**What to do**
Among the entries, find the lines with the string "icon" and report them.

---------- Data listing ----------

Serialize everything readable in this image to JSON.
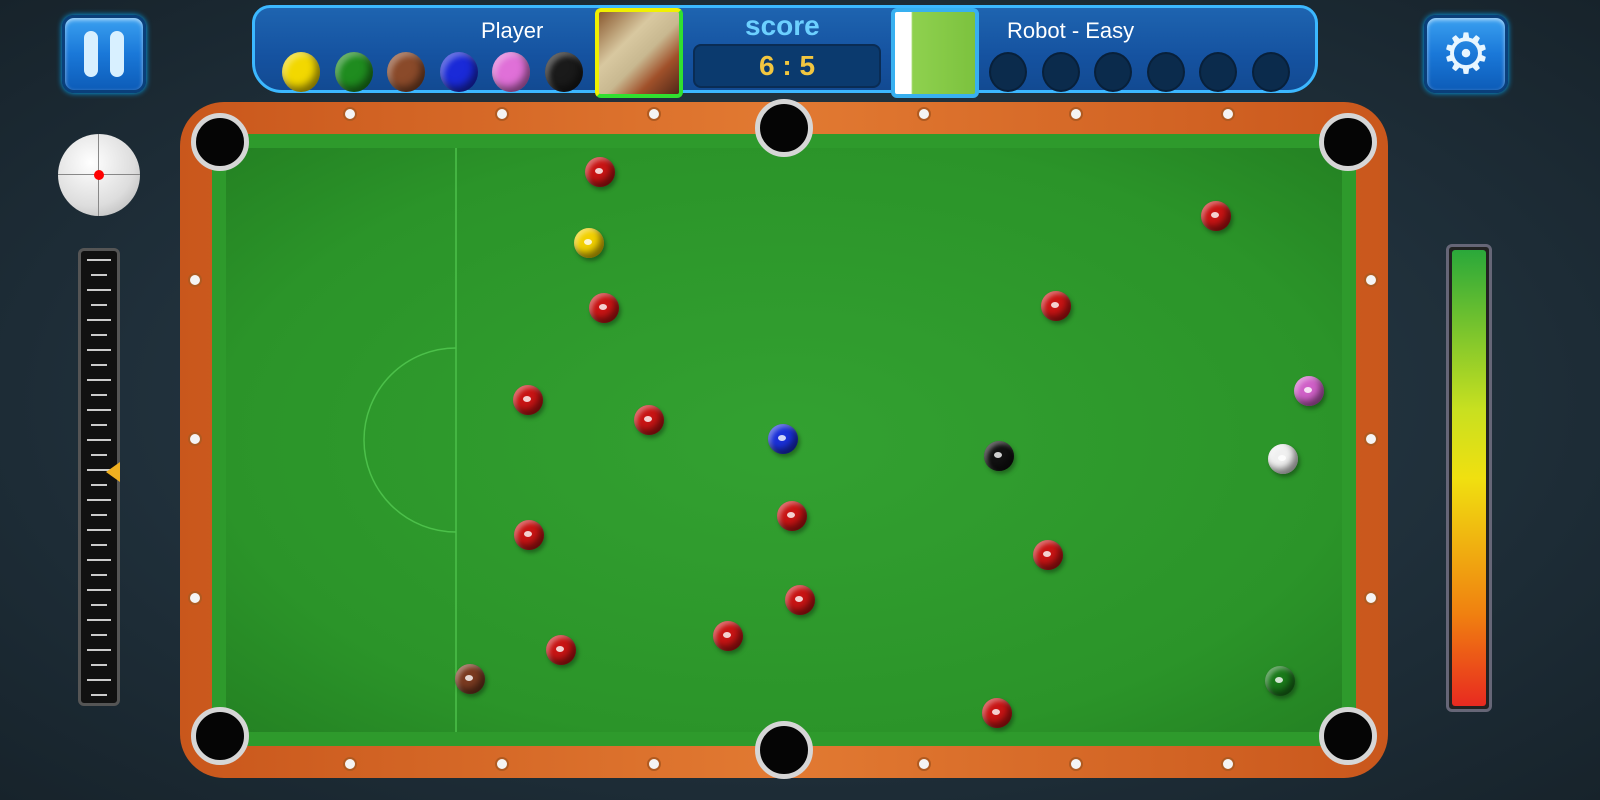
{
  "hud": {
    "player_name": "Player",
    "score_label": "score",
    "score": "6 : 5",
    "opponent_name": "Robot - Easy",
    "player_balls": [
      "#f2d800",
      "#1f8c1f",
      "#8a4a2a",
      "#1a2ad8",
      "#e070d8",
      "#1a1a1a"
    ],
    "opponent_slots": 6
  },
  "controls": {
    "pause": "pause-icon",
    "settings": "gear-icon",
    "spin_selector": "cue-ball-aim",
    "spin_slider_level": 0.49,
    "power_meter_level": 1.0
  },
  "colors": {
    "felt": "#2b9429",
    "rail": "#e27a32",
    "hud": "#1552a0",
    "red": "#c81414",
    "cue": "#f0f0f0"
  },
  "table_balls": [
    "red",
    "yellow",
    "red",
    "red",
    "red",
    "blue",
    "red",
    "red",
    "red",
    "red",
    "red",
    "brown",
    "red",
    "red",
    "black",
    "cue",
    "pink",
    "green",
    "red",
    "red"
  ]
}
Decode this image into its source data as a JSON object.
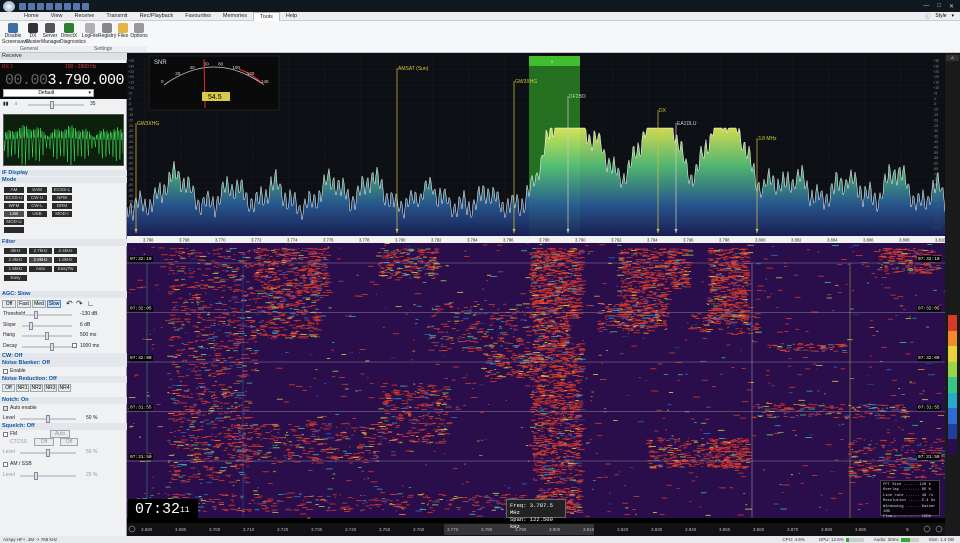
{
  "menu": [
    "Home",
    "View",
    "Receive",
    "Transmit",
    "Rec/Playback",
    "Favourites",
    "Memories",
    "Tools",
    "Help"
  ],
  "menu_active": "Tools",
  "menu_right": [
    "Style"
  ],
  "ribbon": {
    "buttons": [
      {
        "label": "Disable Screensaver",
        "icon": "monitor-icon",
        "color": "#3a6ea5"
      },
      {
        "label": "DX Cluster",
        "icon": "dx-icon",
        "color": "#333"
      },
      {
        "label": "Server Manager",
        "icon": "server-icon",
        "color": "#555"
      },
      {
        "label": "DirectX Diagnostics",
        "icon": "directx-icon",
        "color": "#2f7d2f"
      },
      {
        "label": "LogFile",
        "icon": "logfile-icon",
        "color": "#b0b0b0"
      },
      {
        "label": "Registry",
        "icon": "registry-icon",
        "color": "#888"
      },
      {
        "label": "Files",
        "icon": "folder-icon",
        "color": "#e2b640"
      },
      {
        "label": "Options",
        "icon": "gear-icon",
        "color": "#999"
      }
    ],
    "groups": [
      "General",
      "Settings"
    ]
  },
  "left": {
    "receive_header": "Receive",
    "vfo_label": "RX 1",
    "vfo_bw": "100 - 2900 Hz",
    "freq_dim": "00.00",
    "freq_bright": "3.790.000",
    "profile": "Default",
    "volume": "35",
    "if_display": "IF Display",
    "mode_header": "Mode",
    "modes": [
      "AM",
      "SAM",
      "ECSS-L",
      "ECSS-U",
      "CW-U",
      "NFM",
      "WFM",
      "CW-L",
      "DRM",
      "LSB",
      "USB",
      "MOD-I",
      "MOD-U"
    ],
    "mode_selected": "LSB",
    "filter_header": "Filter",
    "filters": [
      "3kHz",
      "2.7kHz",
      "2.4kHz",
      "2.3kHz",
      "2.8kHz",
      "1.8kHz",
      "1.5kHz",
      "Auto",
      "EasyTw",
      "Easy"
    ],
    "filter_selected": "2.8kHz",
    "agc_header": "AGC: Slow",
    "agc_buttons": [
      "Off",
      "Fast",
      "Med",
      "Slow"
    ],
    "agc_selected": "Slow",
    "agc_rows": [
      {
        "label": "Threshold",
        "value": "-130 dB",
        "level": 0.25
      },
      {
        "label": "Slope",
        "value": "6 dB",
        "level": 0.15
      },
      {
        "label": "Hang",
        "value": "500 ms",
        "level": 0.5
      },
      {
        "label": "Decay",
        "value": "1000 ms",
        "level": 0.6
      }
    ],
    "cw_header": "CW: Off",
    "nb_header": "Noise Blanker: Off",
    "nb_enable": "Enable",
    "nr_header": "Noise Reduction: Off",
    "nr_buttons": [
      "Off",
      "NR1",
      "NR2",
      "NR3",
      "NR4"
    ],
    "notch_header": "Notch: On",
    "notch_auto": "Auto enable",
    "notch_level_label": "Level",
    "notch_level": "50 %",
    "squelch_header": "Squelch: Off",
    "sq_fm": "FM",
    "sq_auto": "Auto",
    "sq_ctcss": "CTCSS",
    "sq_off1": "Off",
    "sq_off2": "Off",
    "sq_level_label": "Level",
    "sq_level": "50 %",
    "sq_amssb": "AM / SSB",
    "sq_level2": "25 %"
  },
  "spectrum": {
    "smeter_label": "SNR",
    "smeter_scale": [
      "0",
      "20",
      "40",
      "60",
      "80",
      "100",
      "120",
      "140"
    ],
    "snr_value": "54.5",
    "markers": [
      {
        "label": "GW3XHG",
        "freq": 3.7655
      },
      {
        "label": "AMSAT (Sun)",
        "freq": 3.78
      },
      {
        "label": "GW3XHG",
        "freq": 3.7865
      },
      {
        "label": "DF2BO",
        "freq": 3.7895
      },
      {
        "label": "DX",
        "freq": 3.7945
      },
      {
        "label": "EA1DLU",
        "freq": 3.7955
      },
      {
        "label": "3.8 MHz",
        "freq": 3.8
      }
    ],
    "filter_top_label": "LSB",
    "x_ticks": [
      "3.766",
      "3.768",
      "3.770",
      "3.772",
      "3.774",
      "3.776",
      "3.778",
      "3.780",
      "3.782",
      "3.784",
      "3.786",
      "3.788",
      "3.790",
      "3.792",
      "3.794",
      "3.796",
      "3.798",
      "3.800",
      "3.802",
      "3.804",
      "3.806",
      "3.808",
      "3.810"
    ],
    "y_ticks": [
      "+35",
      "+30",
      "+25",
      "+20",
      "+15",
      "+10",
      "+5",
      "-0",
      "-5",
      "-10",
      "-15",
      "-20",
      "-25",
      "-30",
      "-35",
      "-40",
      "-45",
      "-50",
      "-55",
      "-60",
      "-65",
      "-70",
      "-75",
      "-80",
      "-85",
      "-90",
      "-95",
      "-100",
      "-105",
      "-110",
      "-115",
      "-120"
    ],
    "left_db": "-120 dB",
    "right_db": "-120 dB"
  },
  "waterfall": {
    "timestamps": [
      "07:32:10",
      "07:32:05",
      "07:32:00",
      "07:31:55",
      "07:31:50"
    ],
    "clock_main": "07:32",
    "clock_sec": "11",
    "tooltip_freq": "Freq: 3.787.5 MHz",
    "tooltip_span": "Span: 122.500 kHz",
    "info": [
      "FFT Size ...... 128 k",
      "Overlap ........ 85 %",
      "Line rate ...... 48 /s",
      "Resolution ..... 5.4 Hz",
      "Windowing ...... Kaiser 10B",
      "Flow ........... CUDA"
    ],
    "overview_ticks": [
      "3.680",
      "3.690",
      "3.700",
      "3.710",
      "3.720",
      "3.730",
      "3.740",
      "3.750",
      "3.760",
      "3.770",
      "3.780",
      "3.790",
      "3.800",
      "3.810",
      "3.820",
      "3.830",
      "3.840",
      "3.850",
      "3.860",
      "3.870",
      "3.880",
      "3.890"
    ]
  },
  "status": {
    "left": "Airspy HF+, 3M -> 768 kHz",
    "cpu": "CPU: 4.5%",
    "gpu": "GPU: 12.6%",
    "audio": "Audio: 30ms",
    "size": "Size: 1.4 GB"
  },
  "colors": {
    "accent": "#0b57a6",
    "filter_green": "#38c12a",
    "marker_yellow": "#e0d040"
  }
}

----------

**Task result**
    "pause": "pause-icon",
    "settings": "gear-icon",
        "icon": "monitor-icon",
        "icon": "dx-icon",
        "icon": "server-icon",
        "icon": "directx-icon",
        "icon": "logfile-icon",
        "icon": "registry-icon",
        "icon": "folder-icon",
        "icon": "gear-icon",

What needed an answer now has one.